[Excerpts from an interface dataset]
**********

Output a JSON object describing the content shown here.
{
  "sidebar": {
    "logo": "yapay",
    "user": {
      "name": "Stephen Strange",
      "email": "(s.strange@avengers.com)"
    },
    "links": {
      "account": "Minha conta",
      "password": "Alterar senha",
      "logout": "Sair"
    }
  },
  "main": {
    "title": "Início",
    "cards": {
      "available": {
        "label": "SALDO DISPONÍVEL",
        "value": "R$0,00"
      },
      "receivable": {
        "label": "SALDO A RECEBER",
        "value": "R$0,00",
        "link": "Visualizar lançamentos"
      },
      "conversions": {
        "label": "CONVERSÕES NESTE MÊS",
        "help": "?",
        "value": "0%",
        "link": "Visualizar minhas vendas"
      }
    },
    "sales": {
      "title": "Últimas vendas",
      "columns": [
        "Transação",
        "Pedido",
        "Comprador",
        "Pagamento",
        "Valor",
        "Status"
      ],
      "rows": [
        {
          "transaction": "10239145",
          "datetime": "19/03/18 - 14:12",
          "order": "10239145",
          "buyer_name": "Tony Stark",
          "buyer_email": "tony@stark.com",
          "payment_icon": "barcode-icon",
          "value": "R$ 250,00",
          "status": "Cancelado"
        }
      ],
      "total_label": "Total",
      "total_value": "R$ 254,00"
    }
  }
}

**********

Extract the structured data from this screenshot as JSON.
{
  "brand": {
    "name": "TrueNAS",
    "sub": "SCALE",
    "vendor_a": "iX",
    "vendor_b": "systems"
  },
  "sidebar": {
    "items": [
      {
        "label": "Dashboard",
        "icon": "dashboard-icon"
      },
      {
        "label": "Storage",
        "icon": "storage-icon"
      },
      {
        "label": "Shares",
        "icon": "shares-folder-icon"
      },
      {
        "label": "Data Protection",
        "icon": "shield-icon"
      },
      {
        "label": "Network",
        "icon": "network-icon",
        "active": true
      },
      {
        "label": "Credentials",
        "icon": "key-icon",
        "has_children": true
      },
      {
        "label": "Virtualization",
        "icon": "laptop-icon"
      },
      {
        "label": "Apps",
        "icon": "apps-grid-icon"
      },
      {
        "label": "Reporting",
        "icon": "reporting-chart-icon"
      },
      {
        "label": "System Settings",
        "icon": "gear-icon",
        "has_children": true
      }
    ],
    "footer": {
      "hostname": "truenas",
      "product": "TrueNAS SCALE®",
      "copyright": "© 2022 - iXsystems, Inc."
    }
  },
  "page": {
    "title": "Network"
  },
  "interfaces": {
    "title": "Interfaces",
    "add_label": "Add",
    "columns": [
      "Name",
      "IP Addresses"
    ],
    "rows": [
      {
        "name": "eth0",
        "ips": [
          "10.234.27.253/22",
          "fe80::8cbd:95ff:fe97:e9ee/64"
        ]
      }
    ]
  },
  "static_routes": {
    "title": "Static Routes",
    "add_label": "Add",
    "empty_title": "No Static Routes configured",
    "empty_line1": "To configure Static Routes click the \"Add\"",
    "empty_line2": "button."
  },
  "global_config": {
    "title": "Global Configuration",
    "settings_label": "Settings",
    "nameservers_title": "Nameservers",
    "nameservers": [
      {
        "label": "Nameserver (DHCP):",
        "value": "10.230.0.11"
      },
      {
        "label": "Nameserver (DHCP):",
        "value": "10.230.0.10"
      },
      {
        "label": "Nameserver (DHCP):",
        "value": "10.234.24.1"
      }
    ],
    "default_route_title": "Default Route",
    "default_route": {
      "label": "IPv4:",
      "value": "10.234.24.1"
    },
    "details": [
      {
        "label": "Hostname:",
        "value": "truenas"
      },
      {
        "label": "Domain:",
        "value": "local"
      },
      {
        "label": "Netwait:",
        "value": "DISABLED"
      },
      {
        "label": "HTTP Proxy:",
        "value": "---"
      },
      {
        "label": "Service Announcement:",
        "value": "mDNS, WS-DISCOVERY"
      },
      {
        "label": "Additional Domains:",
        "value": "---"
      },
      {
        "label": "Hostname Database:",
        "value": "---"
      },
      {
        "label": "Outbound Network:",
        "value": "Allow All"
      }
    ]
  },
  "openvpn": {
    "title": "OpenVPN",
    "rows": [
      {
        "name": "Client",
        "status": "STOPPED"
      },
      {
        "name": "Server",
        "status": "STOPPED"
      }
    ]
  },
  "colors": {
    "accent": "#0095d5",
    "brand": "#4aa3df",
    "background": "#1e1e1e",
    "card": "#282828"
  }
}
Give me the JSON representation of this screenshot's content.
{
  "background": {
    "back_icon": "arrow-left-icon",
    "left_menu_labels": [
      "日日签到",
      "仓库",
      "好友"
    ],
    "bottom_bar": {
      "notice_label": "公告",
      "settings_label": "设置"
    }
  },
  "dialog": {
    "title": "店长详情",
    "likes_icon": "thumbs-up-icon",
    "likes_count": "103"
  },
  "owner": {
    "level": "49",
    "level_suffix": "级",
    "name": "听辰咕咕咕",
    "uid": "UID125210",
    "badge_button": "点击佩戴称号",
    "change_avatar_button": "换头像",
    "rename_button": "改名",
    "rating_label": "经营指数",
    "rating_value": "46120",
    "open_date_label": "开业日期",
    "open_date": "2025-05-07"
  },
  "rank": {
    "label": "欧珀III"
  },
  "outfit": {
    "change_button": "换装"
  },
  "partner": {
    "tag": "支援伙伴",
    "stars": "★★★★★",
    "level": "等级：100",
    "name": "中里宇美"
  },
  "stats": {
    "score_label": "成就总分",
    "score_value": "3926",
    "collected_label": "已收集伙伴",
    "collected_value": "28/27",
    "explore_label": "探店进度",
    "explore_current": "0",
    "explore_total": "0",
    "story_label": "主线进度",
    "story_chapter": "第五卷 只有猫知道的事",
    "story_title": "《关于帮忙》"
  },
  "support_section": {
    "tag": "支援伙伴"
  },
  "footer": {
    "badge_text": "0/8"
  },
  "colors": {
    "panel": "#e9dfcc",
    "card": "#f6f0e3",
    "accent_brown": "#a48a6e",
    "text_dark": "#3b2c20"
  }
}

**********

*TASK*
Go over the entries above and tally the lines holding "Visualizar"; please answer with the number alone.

*SOLUTION TO THIS PROBLEM*
2